Source data.
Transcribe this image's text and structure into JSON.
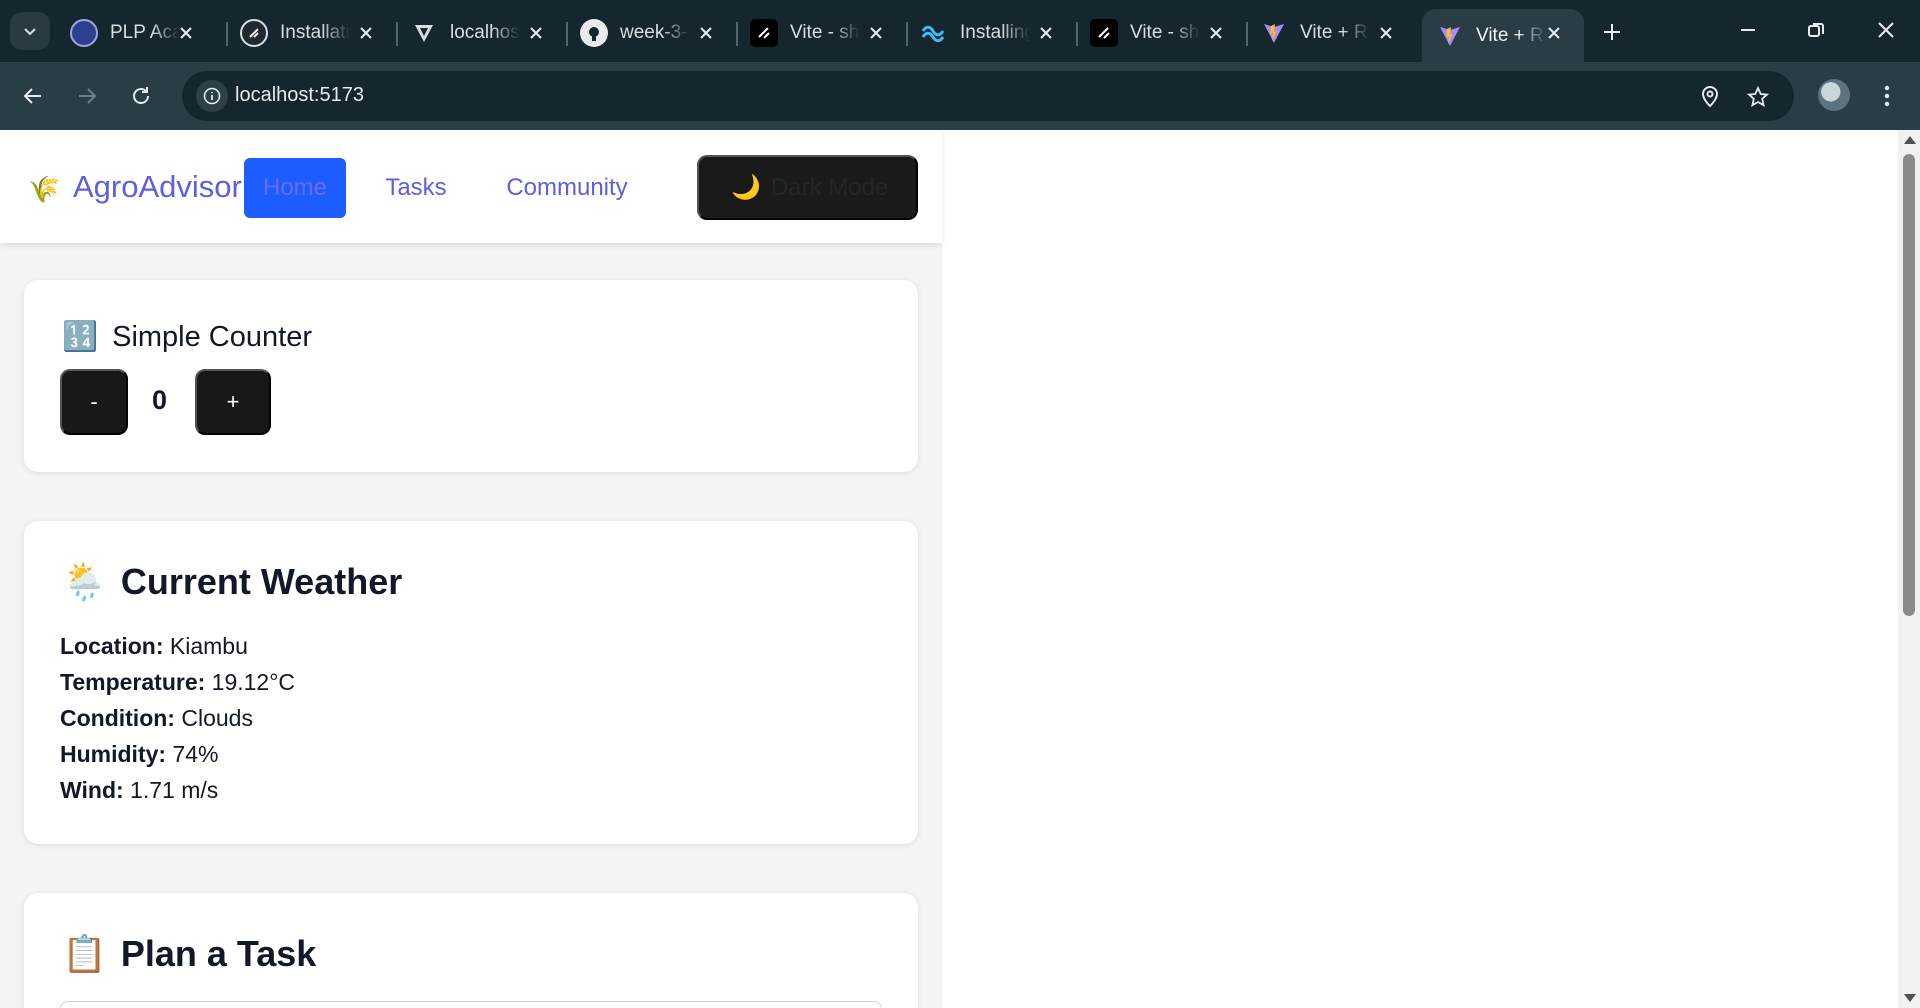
{
  "browser": {
    "tabs": [
      {
        "title": "PLP Academy",
        "favicon": "plp-icon"
      },
      {
        "title": "Installation",
        "favicon": "shadcn-icon"
      },
      {
        "title": "localhost",
        "favicon": "vercel-icon"
      },
      {
        "title": "week-3-",
        "favicon": "github-icon"
      },
      {
        "title": "Vite - shadcn",
        "favicon": "shadcn-icon"
      },
      {
        "title": "Installing",
        "favicon": "tailwind-icon"
      },
      {
        "title": "Vite - shadcn",
        "favicon": "shadcn-icon"
      },
      {
        "title": "Vite + React",
        "favicon": "vite-icon"
      },
      {
        "title": "Vite + React",
        "favicon": "vite-icon",
        "active": true
      }
    ],
    "url": "localhost:5173"
  },
  "app": {
    "brand": {
      "icon": "🌾",
      "name": "AgroAdvisor"
    },
    "nav": {
      "home": "Home",
      "tasks": "Tasks",
      "community": "Community"
    },
    "theme_toggle": {
      "icon": "🌙",
      "label": "Dark Mode"
    },
    "counter": {
      "icon": "🔢",
      "title": "Simple Counter",
      "decrement": "-",
      "value": "0",
      "increment": "+"
    },
    "weather": {
      "icon": "🌦️",
      "title": "Current Weather",
      "rows": [
        {
          "label": "Location:",
          "value": "Kiambu"
        },
        {
          "label": "Temperature:",
          "value": "19.12°C"
        },
        {
          "label": "Condition:",
          "value": "Clouds"
        },
        {
          "label": "Humidity:",
          "value": "74%"
        },
        {
          "label": "Wind:",
          "value": "1.71 m/s"
        }
      ]
    },
    "task_planner": {
      "icon": "📋",
      "title": "Plan a Task"
    }
  },
  "colors": {
    "accent": "#5b5fe6",
    "active_nav_bg": "#1d5cff",
    "chrome_dark": "#16262e",
    "chrome_toolbar": "#2a3d46"
  }
}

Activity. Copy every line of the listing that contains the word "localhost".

Problem solution.
        "title": "localhost",
    "url": "localhost:5173"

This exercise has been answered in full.